* _The problem_
Report every line below that has the string "title" in it.

┌──

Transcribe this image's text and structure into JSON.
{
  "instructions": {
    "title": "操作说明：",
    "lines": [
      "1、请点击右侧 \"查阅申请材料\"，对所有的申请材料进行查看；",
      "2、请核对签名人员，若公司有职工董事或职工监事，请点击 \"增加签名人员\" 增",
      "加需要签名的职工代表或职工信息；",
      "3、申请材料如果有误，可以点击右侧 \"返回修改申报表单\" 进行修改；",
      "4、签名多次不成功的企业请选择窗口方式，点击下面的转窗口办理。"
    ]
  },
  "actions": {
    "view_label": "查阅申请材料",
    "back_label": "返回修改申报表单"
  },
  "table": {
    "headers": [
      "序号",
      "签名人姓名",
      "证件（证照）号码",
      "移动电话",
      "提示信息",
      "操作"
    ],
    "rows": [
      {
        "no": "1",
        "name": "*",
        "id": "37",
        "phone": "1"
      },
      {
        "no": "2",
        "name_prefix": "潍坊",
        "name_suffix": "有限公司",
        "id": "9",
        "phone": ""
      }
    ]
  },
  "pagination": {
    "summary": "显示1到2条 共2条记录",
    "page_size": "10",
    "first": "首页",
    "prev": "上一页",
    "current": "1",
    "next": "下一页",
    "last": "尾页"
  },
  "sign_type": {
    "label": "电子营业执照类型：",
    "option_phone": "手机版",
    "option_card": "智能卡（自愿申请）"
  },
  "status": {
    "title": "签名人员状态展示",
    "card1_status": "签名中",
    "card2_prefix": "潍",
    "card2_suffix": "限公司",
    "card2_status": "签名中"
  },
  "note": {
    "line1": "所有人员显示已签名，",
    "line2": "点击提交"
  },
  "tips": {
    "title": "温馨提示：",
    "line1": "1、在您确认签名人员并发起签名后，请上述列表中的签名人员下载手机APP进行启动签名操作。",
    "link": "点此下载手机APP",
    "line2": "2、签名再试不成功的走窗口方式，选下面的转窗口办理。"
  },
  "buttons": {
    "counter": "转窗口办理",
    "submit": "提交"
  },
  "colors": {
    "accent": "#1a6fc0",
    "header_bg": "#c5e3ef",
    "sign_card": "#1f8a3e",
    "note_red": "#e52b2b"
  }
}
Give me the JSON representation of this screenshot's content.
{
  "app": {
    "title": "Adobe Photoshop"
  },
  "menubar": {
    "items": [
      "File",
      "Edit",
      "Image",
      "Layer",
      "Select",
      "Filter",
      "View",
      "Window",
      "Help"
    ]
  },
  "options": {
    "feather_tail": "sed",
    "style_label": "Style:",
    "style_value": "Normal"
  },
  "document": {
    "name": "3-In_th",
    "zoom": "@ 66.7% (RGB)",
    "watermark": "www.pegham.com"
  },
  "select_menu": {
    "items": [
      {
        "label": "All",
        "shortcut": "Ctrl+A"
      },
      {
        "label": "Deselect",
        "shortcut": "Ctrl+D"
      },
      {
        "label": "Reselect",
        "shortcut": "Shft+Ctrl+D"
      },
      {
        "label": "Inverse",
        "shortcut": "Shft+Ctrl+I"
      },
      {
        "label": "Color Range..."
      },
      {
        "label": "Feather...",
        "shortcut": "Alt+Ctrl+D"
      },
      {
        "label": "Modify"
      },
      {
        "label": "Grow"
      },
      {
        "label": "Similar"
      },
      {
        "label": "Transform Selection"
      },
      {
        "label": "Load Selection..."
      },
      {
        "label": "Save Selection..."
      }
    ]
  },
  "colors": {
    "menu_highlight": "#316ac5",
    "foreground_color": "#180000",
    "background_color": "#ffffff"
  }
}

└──

* _Response area_
    "title": "操作说明：",
    "title": "签名人员状态展示",
    "title": "温馨提示：",
    "title": "Adobe Photoshop"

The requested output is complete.